When Kofi Kingston lost the WWE Championship to Brock Lesnar in an 8-second match on the Fox TV premiere of Smackdown, a lot of fans were pretty upset. When Brock Lesnar then left for Raw with the belt, it became clear that Kofi wasn’t getting anywhere near it anytime soon. Over time, we all just had to accept that the story of Kofi’s WWE Championship run is over, no matter how abrupt was its ending.
In an appearance on Cory Graves’ WWE Podcast After the Bell, Kofi does his best to put a positive spin on the whole thing, making it pretty clear that he’s just had to accept it as well (transcript via WrestlingInc):
It wasn’t up to me but I have said this on a few different interviews, it kind of is what it is. You show up to work and find out what you are doing and you kind of do it, so, this is weird too. A lot of people will be on my social media and saying, “Well, Kofi, you are out there and you are acting like you don’t care. Did you forget that you were the world champion?” I’m like, well, look, you are asking my on-screen character to be angry as if it’s my real character. I think it’s one of those things where it kind of is what it is.
He goes on to point out that between the nature of his character and how badly he lost, WWE hasn’t given him the storytelling tools he’d need to keep the rivalry going:

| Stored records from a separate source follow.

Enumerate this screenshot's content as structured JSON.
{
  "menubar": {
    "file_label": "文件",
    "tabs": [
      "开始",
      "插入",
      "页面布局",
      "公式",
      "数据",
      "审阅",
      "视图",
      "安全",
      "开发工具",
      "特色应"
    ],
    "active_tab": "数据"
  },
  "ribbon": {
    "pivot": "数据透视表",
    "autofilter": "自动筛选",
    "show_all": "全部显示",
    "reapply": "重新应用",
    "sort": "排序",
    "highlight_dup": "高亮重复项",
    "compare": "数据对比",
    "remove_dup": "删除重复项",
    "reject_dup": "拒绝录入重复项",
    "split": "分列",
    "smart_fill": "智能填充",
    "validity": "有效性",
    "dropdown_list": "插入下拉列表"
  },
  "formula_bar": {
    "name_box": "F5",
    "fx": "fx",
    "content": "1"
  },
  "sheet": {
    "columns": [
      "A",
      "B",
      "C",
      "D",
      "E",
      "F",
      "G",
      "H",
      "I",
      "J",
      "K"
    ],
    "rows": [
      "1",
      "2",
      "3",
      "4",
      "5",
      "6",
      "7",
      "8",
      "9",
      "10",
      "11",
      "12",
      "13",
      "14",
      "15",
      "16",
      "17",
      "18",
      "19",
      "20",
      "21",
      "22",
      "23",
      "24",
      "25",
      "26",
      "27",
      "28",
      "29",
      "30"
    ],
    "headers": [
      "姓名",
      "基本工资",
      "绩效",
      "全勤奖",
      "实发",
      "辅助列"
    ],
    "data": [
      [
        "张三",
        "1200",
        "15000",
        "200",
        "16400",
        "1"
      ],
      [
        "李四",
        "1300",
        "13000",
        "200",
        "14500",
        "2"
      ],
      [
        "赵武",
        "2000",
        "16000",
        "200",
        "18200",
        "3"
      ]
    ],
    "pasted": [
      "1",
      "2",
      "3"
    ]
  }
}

In reality, I am on screen, I am a good guy. I lost in eight seconds, so as far as making a case for a rematch what would my character have to say? Give me another shot Brock, I lost in eight seconds but I’ll get you next time! You’re asking my real-life character to take on this anger and be mad with the way it happened on-screen, but for me personally, I have always approached this business as somebody who is always trying to move forward. You can’t dwell on one day. There have been a lot of days where they have been negative for a lack of a better term but if you dwell on those you are miserable and you don’t want to come to work, but I’m just trying to push forward.
It’s pretty clear that however disrespected he might feel by WWE’s handling of the end of his Championship run, he’s not the kind of guy who’s going to get too vitriolic toward his employers, and certainly not on an official WWE podcast. He’d rather focus on the positive and move toward the future:
I think it’s more important to always try to put a foot forward; always try climbing mountains and keep on setting records and keep on doing positive things in this industry because it doesn’t last forever. I feel like it is a waste of time to dwell on the negative aspects of things so that is where I am at with that whole situation. I appreciate the passion that people have, but I am puzzled at some of the anger people have towards me because I am not the one who is making those decisions. It is what it is.